The only thing we can hope to do to keep this business in check and stop abuses and corruption is through some type of oversight, similar to the idea of having the FDA making sure our food isn’t poisoned.  The way to do that is through more transparency by the government when a threat is suggested.  We are moving into an age where information flows more freely but, as we saw with the buildup to the War in Iraq, still not free enough.  If we knew the shakiness of the information to justify that war, the public would have overwhelmingly denounced it before the first shot was fired.  We should ask for that type of transparency in every action moving forward.

And if we don’t ask for that transparency, the marketers win in the short run and we lose in the long run.  Just like the Iraq War.

How Do We Decide Our Outrage About Civilian Casualties?

As the casualty count mounts in Syria, the outrage in the United States continues to grow.  The State Department has now made it clear they are very angry with Russia about their arms sales to Syria and because of those transactions, more people are dying.  Outrage is perfectly understood.  In fact let’s take it down to the bare bones.  An entity in one country is killing people in large numbers, many innocent civilians, and they are obtaining their arms from another country who benefits economically from the transaction.  The U.S. government has responded appropriately from a seemingly compassionate perspective.  The following from an article in the Christian Science Monitor:

At the State Department, spokeswoman Victoria Nuland laid the spilling of Syrian blood at Moscow’s feet. “On a daily basis, on an hourly basis, we are seeing Russian- and Soviet-made weaponry used against civilians in towns all across Syria,” she said.

People are dying “on an hourly basis.”  We should all be appalled at this and the idea a foreign country is contributing to the deaths in another through their arms policy is shameful to say the least.  In fact, we as Americans should expect nothing less from our government.  They should ask for policies that lessen the deaths of civilians in other countries and make sure the lives of so many are not ended so violently.  And we actually have another case to look at as far as this outrage goes.

There is another country in the world where arms policies are very negatively affecting the lives of civilians in a second country.  And in this one, the casualty per hour estimate has been projected to be even higher than Syria’s of one per hour.  In this country, it is estimated by the affected government to be one per half hour.  In this country, just like Syria, the death toll is estimated to be over ten thousand in the past year.  The killings in both are very brutal and innocent civilians are not safe in either.

Since the cases are so similar, we would obviously expect similar responses from the U.S. government as they would be doing all they can to stop this type of violence against civilians.  So, has the U.S. government condemned the country responsible for an arms policy that is killing someone every half hour in another country.  Well, no.  But why not?  Who are these other countries and what is this other situation?

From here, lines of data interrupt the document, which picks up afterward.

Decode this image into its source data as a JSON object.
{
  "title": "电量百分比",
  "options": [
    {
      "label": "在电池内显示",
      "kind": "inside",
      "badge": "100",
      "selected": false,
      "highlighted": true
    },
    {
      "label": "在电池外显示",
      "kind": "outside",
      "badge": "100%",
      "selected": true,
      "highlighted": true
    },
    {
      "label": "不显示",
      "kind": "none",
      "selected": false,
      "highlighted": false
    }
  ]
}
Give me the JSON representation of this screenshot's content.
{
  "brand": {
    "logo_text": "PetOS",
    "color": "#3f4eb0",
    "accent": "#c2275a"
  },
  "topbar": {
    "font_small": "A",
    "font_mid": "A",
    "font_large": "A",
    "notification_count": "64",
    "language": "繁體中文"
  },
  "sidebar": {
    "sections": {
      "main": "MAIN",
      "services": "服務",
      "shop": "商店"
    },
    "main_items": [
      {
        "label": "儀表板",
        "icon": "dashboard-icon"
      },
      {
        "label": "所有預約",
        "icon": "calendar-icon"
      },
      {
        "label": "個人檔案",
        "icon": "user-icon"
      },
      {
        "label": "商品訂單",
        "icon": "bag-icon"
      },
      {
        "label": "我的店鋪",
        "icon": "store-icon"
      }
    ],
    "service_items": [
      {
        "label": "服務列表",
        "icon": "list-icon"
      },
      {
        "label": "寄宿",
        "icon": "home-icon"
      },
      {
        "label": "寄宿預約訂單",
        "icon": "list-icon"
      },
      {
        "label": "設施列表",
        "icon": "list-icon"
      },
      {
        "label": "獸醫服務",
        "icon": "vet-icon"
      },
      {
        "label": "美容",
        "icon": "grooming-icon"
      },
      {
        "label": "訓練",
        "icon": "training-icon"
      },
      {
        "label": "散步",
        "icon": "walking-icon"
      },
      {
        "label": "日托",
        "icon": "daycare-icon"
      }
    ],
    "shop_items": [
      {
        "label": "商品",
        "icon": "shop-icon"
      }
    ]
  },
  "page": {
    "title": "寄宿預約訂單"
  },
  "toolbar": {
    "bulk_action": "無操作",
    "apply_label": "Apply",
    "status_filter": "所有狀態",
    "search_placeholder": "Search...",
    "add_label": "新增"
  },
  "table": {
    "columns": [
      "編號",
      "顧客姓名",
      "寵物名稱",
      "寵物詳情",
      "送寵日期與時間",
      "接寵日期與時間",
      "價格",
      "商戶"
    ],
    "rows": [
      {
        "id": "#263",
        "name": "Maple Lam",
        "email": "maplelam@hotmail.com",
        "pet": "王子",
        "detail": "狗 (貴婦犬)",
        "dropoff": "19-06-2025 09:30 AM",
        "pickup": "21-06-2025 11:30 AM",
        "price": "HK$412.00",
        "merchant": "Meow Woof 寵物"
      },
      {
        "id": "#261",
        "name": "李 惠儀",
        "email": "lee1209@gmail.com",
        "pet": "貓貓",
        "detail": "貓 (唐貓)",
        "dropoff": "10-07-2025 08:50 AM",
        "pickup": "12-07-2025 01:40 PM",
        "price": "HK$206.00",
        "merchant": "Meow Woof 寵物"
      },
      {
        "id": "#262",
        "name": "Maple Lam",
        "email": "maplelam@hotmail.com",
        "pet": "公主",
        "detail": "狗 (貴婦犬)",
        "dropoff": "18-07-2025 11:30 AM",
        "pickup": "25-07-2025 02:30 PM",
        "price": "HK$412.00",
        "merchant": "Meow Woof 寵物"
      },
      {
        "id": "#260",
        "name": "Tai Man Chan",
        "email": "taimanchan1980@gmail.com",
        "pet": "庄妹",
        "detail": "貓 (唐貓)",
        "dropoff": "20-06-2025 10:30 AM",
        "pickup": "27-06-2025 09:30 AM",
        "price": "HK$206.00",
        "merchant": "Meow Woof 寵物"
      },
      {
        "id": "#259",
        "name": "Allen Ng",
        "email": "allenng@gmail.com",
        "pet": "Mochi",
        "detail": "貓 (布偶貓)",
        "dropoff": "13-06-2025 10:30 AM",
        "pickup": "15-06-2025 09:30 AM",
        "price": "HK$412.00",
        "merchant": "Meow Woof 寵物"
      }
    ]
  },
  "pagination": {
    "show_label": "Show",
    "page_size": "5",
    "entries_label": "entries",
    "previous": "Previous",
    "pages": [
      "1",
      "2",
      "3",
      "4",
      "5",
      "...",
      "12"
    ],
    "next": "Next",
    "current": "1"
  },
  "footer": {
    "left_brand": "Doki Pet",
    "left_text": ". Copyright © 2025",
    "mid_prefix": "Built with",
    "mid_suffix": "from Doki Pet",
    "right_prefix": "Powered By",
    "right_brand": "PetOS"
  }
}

The country negatively affected with the one per half hour death rate: Mexico.  The country with the arms policy affecting Mexico: the United States.  What’s the difference?  It certainly doesn’t seem to be casualty count.  If it were, the outrage would be the same from the U.S. government.  A hypothetical State Department quote would look like the one on Syria with a few words changed: On a daily basis, on a half hourly basis, we are seeing American-made weaponry used against civilians in towns all across Mexico.  Which leads to another potentially uncomfortable question for the U.S. government.

Is the selective outrage because the U.S. economy profits from one and the Russian economy profits from the other?  We are left to simply draw our own conclusions judging from the facts.